drain from

drain from (someone or something)

1. To flow or move away from something, as of a liquid. Don't worry, once the rain stops, all of this water will drain from the sidewalk.
2. To cause a liquid to flow or move out of someone or something. In this usage, a noun or pronoun can be used between "drain" and "from." Ever since that football injury, I have to go to the doctor every so often to get fluid drained from my knee. I had to drain the broth from the noodles, or else my daughter wouldn't eat the soup.
See also: drain

drain something from someone or something

to cause something to flow out of someone or something. The farmers drained the water from the flooded fields. The doctor drained the fluids from Roger after his operation.
See also: drain

drain from something

to flow out of something. All the dirty oil drained from the engine.

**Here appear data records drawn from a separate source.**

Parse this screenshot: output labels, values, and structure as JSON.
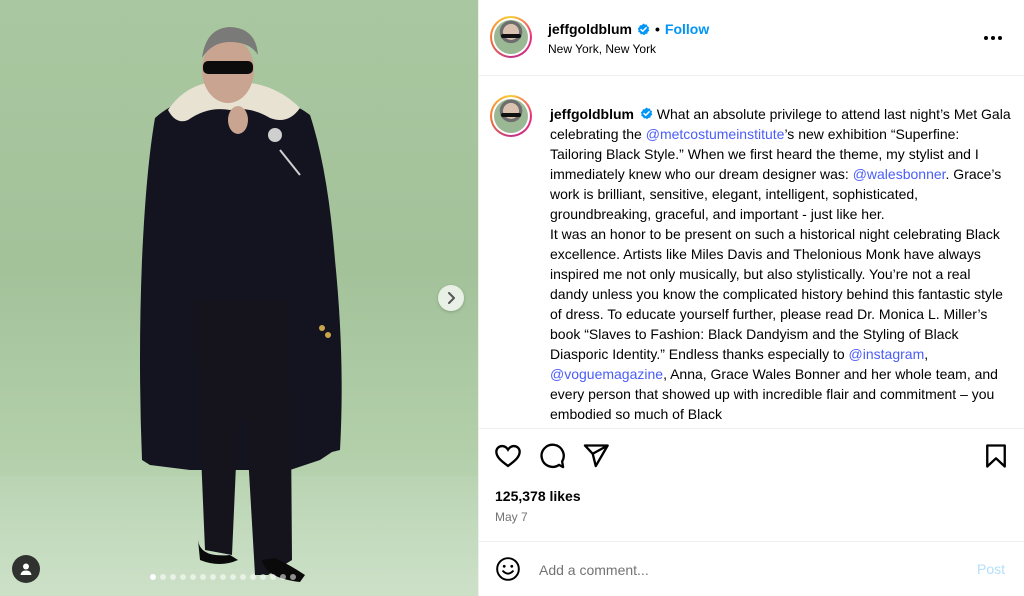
{
  "author": {
    "username": "jeffgoldblum",
    "location": "New York, New York",
    "follow_label": "Follow",
    "separator": "•",
    "verified": true
  },
  "caption": {
    "username": "jeffgoldblum",
    "parts": {
      "p1": " What an absolute privilege to attend last night’s Met Gala celebrating the ",
      "m1": "@metcostumeinstitute",
      "p2": "’s new exhibition “Superfine: Tailoring Black Style.” When we first heard the theme, my stylist and I immediately knew who our dream designer was: ",
      "m2": "@walesbonner",
      "p3": ". Grace’s work is brilliant, sensitive, elegant, intelligent, sophisticated, groundbreaking, graceful, and important - just like her.",
      "p4": "It was an honor to be present on such a historical night celebrating Black excellence. Artists like Miles Davis and Thelonious Monk have always inspired me not only musically, but also stylistically. You’re not a real dandy unless you know the complicated history behind this fantastic style of dress. To educate yourself further, please read Dr. Monica L. Miller’s book “Slaves to Fashion: Black Dandyism and the Styling of Black Diasporic Identity.” Endless thanks especially to ",
      "m3": "@instagram",
      "p5": ", ",
      "m4": "@voguemagazine",
      "p6": ", Anna, Grace Wales Bonner and her whole team, and every person that showed up with incredible flair and commitment – you embodied so much of Black"
    }
  },
  "actions": {
    "like_icon": "heart-icon",
    "comment_icon": "comment-icon",
    "share_icon": "share-icon",
    "save_icon": "bookmark-icon"
  },
  "likes_text": "125,378 likes",
  "date": "May 7",
  "comment": {
    "placeholder": "Add a comment...",
    "post_label": "Post"
  },
  "carousel": {
    "slide_count": 13,
    "active_index": 0
  },
  "colors": {
    "accent": "#0095f6",
    "post_disabled": "#b2dffc",
    "photo_bg": "#a9c7a0",
    "mention": "#4a5df9"
  }
}
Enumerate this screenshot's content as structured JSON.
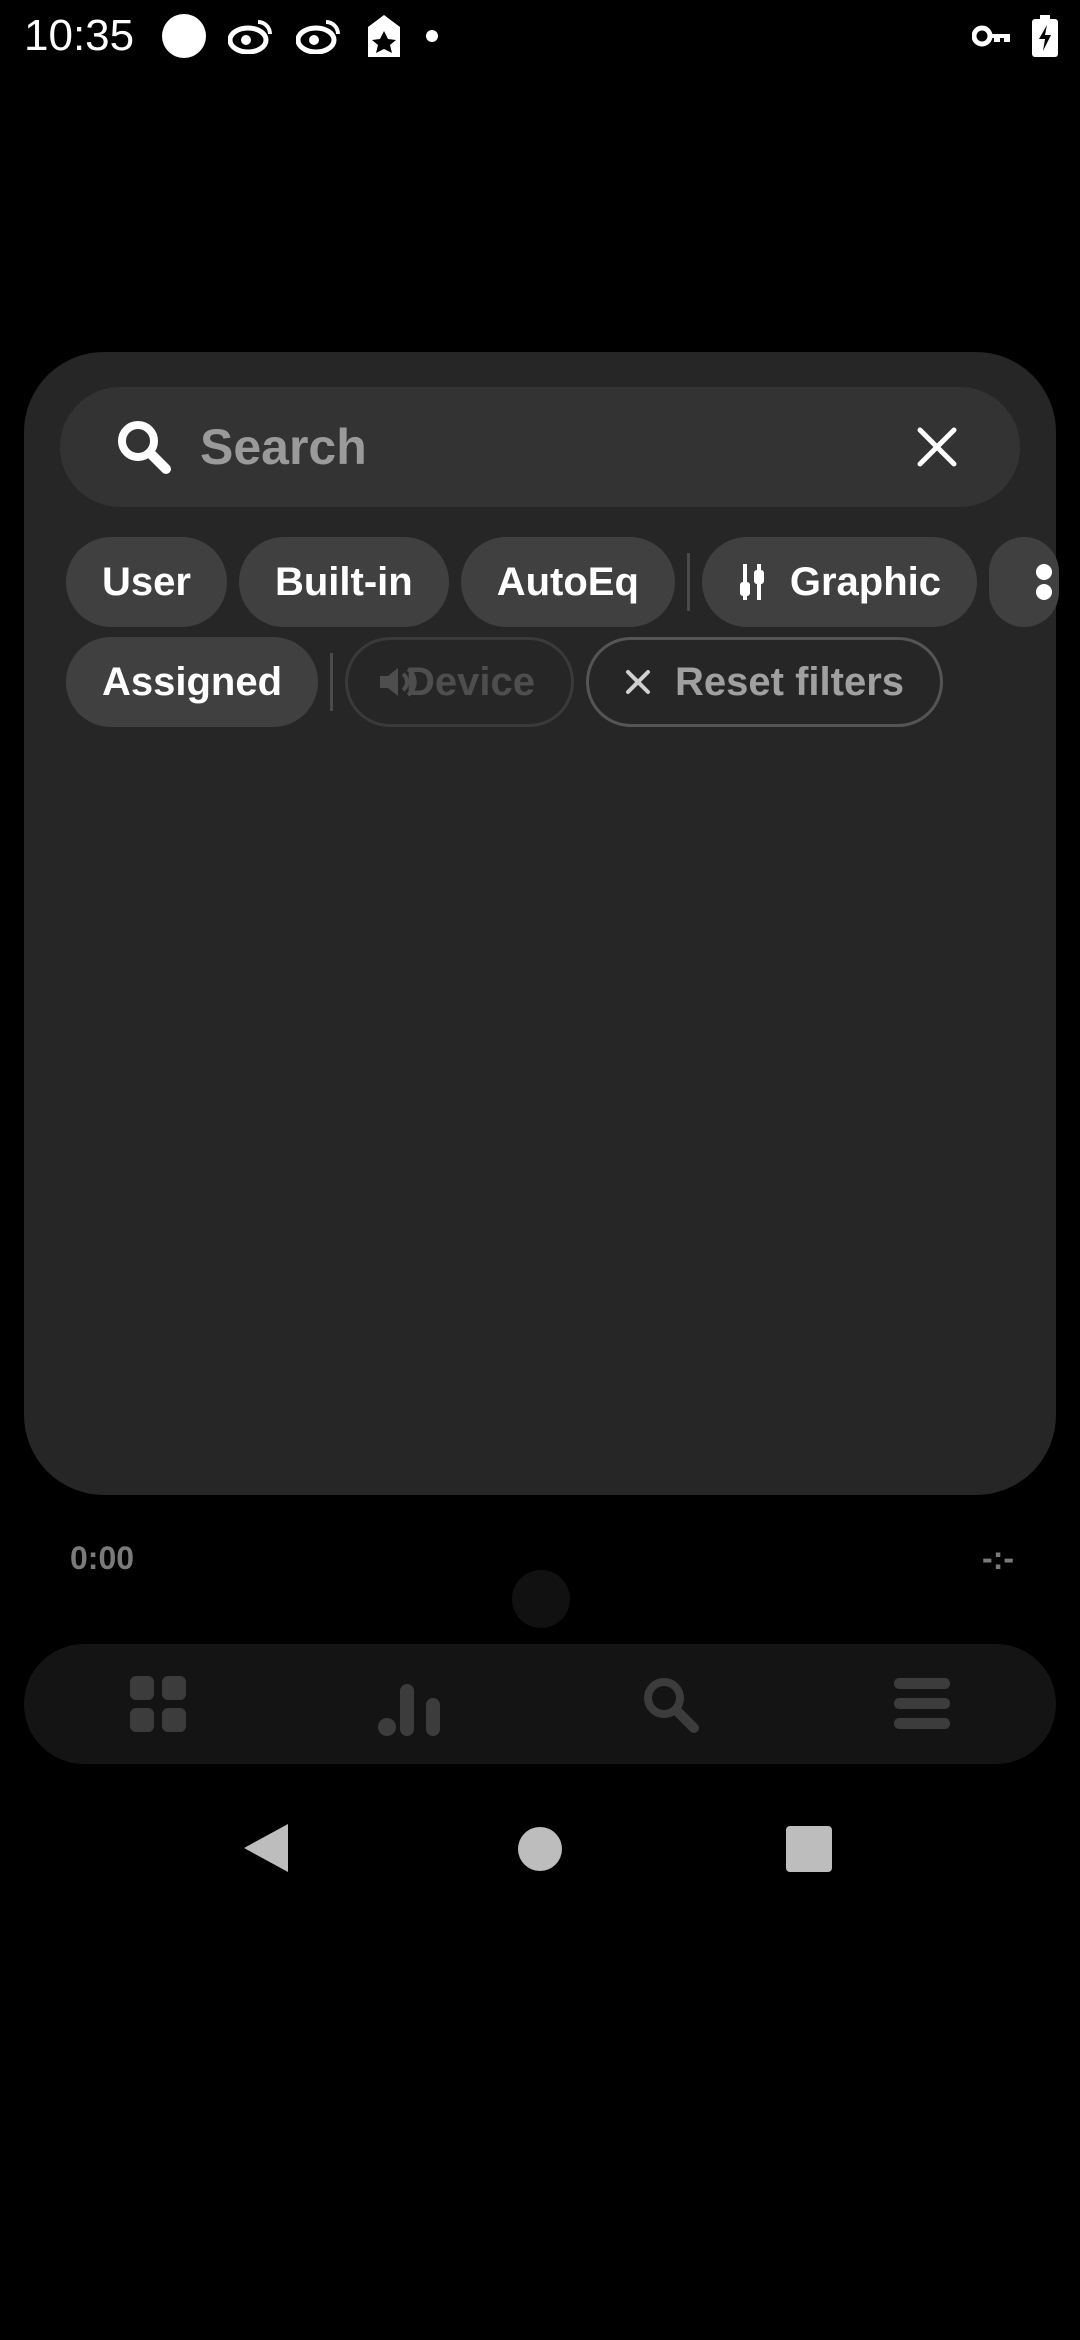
{
  "status_bar": {
    "time": "10:35",
    "icons_left": [
      "circle-icon",
      "weibo-icon",
      "weibo-icon",
      "tag-star-icon",
      "dot-icon"
    ],
    "icons_right": [
      "vpn-key-icon",
      "battery-charging-icon"
    ]
  },
  "search": {
    "placeholder": "Search",
    "value": ""
  },
  "filters": {
    "row1": [
      {
        "label": "User"
      },
      {
        "label": "Built-in"
      },
      {
        "label": "AutoEq"
      },
      {
        "label": "Graphic",
        "icon": "sliders-icon"
      }
    ],
    "row2": [
      {
        "label": "Assigned"
      },
      {
        "label": "Device",
        "icon": "speaker-icon",
        "state": "disabled"
      },
      {
        "label": "Reset filters",
        "icon": "close-icon"
      }
    ]
  },
  "player": {
    "elapsed": "0:00",
    "remaining": "-:-"
  },
  "bottom_nav": {
    "items": [
      "grid-icon",
      "bar-chart-icon",
      "search-icon",
      "menu-icon"
    ]
  },
  "colors": {
    "panel": "#262626",
    "chip": "#404040",
    "search_bg": "#333333",
    "nav_bg": "#141414",
    "muted_text": "#7a7a7a"
  }
}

The milk drained from the leaky container and covered the bottom of the refrigerator.
See also: drain
References in periodicals archive ?
He said that there was another drain from lower side of the Superhighway covering Dumba Goth, Malir Cantt and terminating somewhere at Natha Khan.
He said the roof of the Pitcher Nullah near Lea Market is being reconstructed to protect this drain from garbage and other waste and also to make it safer for traffic.
They apply gentle traction while twisting the drain five to seven times; with this technique, they were able to free the drain from the suture in 13/16 test cases in a porcine model.
But after you drain the excess fluid, some of it remains trapped in the hydraulic system and continues to drain from the line inboard of the front landing gear wheels when the aircraft is moved.
If you're unsuccessful, replace the overflow plate and stopper mechanism, remove the P-trap through the access hole, and run the snake on down the drain from there.
That is, each drain from a fixture must tie into a main vent that extends through the roof, as shown in Photos 8 and 9.